In a warming world the atmosphere can carry more water and the research showed that the rivers, typically running a kilometer (.62 miles) above the earth, 300 kilometers (186 miles) wide and thousands of kilometers long, would become larger and capable of delivering even bigger quantities of prolonged rainfall.

Longer danger period

An example of their potential danger is the atmospheric river that caused the severe flooding on November 19, 2009 over north-west Britain. As it approached the coast it was transporting a moisture volume 4,500 times the average gauged flow of the river Thames through London.

In California, where atmospheric rivers (ARs) have already been assessed, the climate models predict that the number of years with these features will increase. To discover what could happen in Europe the models were tested against the known flooding events between 1980 and 2005, and the researchers found that they could accurately simulate what actually happened.

This gave them confidence to test what would happen in the future. All the models showed that with more greenhouse gases emitted by humans there would be a doubling of the number of atmospheric rivers later this century compared with the 1980 to 2005 period. Most of these events occur in the winter, but in a warmer world the danger period is extended.

Effects will be widespread

Because of the way the warmer atmosphere is able to carry more water and deliver much higher rainfall totals, the potential for far worse floods from each of these rainfall events is much increased.

Because of the way the warmer atmosphere is able to carry more water and deliver much higher rainfall totals, the potential for far worse floods from each of these rainfall events is much increased.
Credit: flickr/U.S. Geological Survey

The head of the research, Dr. David Lavers, from the department of meteorology at the University of Reading, said: “ARs could become stronger in terms of their moisture transport. In a warming world, atmospheric water vapor content is expected to rise due to an increase in saturation water vapor pressure with air temperature. This is likely to result in increased water vapor transport.”


“The link between ARs and flooding is already well established, so an increase in AR frequency is likely to lead to an increased number of heavy winter rainfall events and floods. More intense ARs are likely to lead to higher rainfall totals, and thus larger flood events.”

The paper points out that while the scientists were specifically looking at the atmospheric rivers that caused heavy rainfall in Europe; these storms affect many temperate regions of the planet. As the atmosphere warms, it is likely that they will increase the risk of flooding elsewhere.
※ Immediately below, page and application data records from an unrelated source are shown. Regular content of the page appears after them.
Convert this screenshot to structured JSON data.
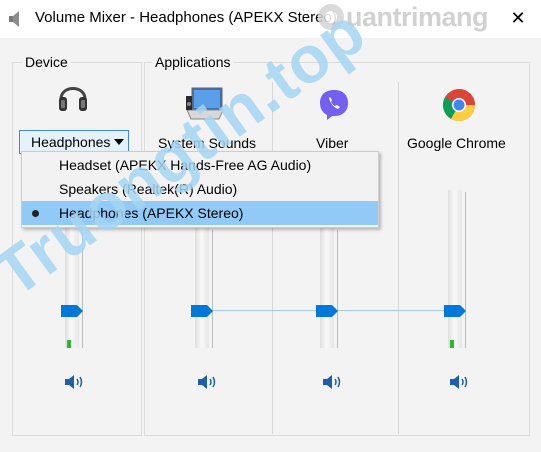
{
  "window": {
    "title": "Volume Mixer - Headphones (APEKX Stereo)",
    "close_glyph": "✕",
    "icon": "speaker-icon"
  },
  "watermark_top": {
    "text": "uantrimang"
  },
  "watermark_diag": {
    "text": "Truongtin.top"
  },
  "device": {
    "group_label": "Device",
    "icon": "headphones-icon",
    "selected_label": "Headphones"
  },
  "applications": {
    "group_label": "Applications",
    "items": [
      {
        "label": "System Sounds",
        "icon": "system-sounds-icon",
        "level": 0.45
      },
      {
        "label": "Viber",
        "icon": "viber-icon",
        "level": 0.45
      },
      {
        "label": "Google Chrome",
        "icon": "chrome-icon",
        "level": 0.45
      }
    ]
  },
  "device_menu": {
    "items": [
      {
        "label": "Headset (APEKX Hands-Free AG Audio)",
        "checked": false
      },
      {
        "label": "Speakers (Realtek(R) Audio)",
        "checked": false
      },
      {
        "label": "Headphones (APEKX Stereo)",
        "checked": true
      }
    ]
  },
  "colors": {
    "accent": "#0078d7",
    "menu_highlight": "#91c9f7",
    "level_green": "#33b533"
  }
}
Paul Brown is a joint editor at Climate News Network. Climate News Network is a news service led by four veteran British environmental reporters and broadcasters. It delivers news and commentary about climate change for free to media outlets worldwide.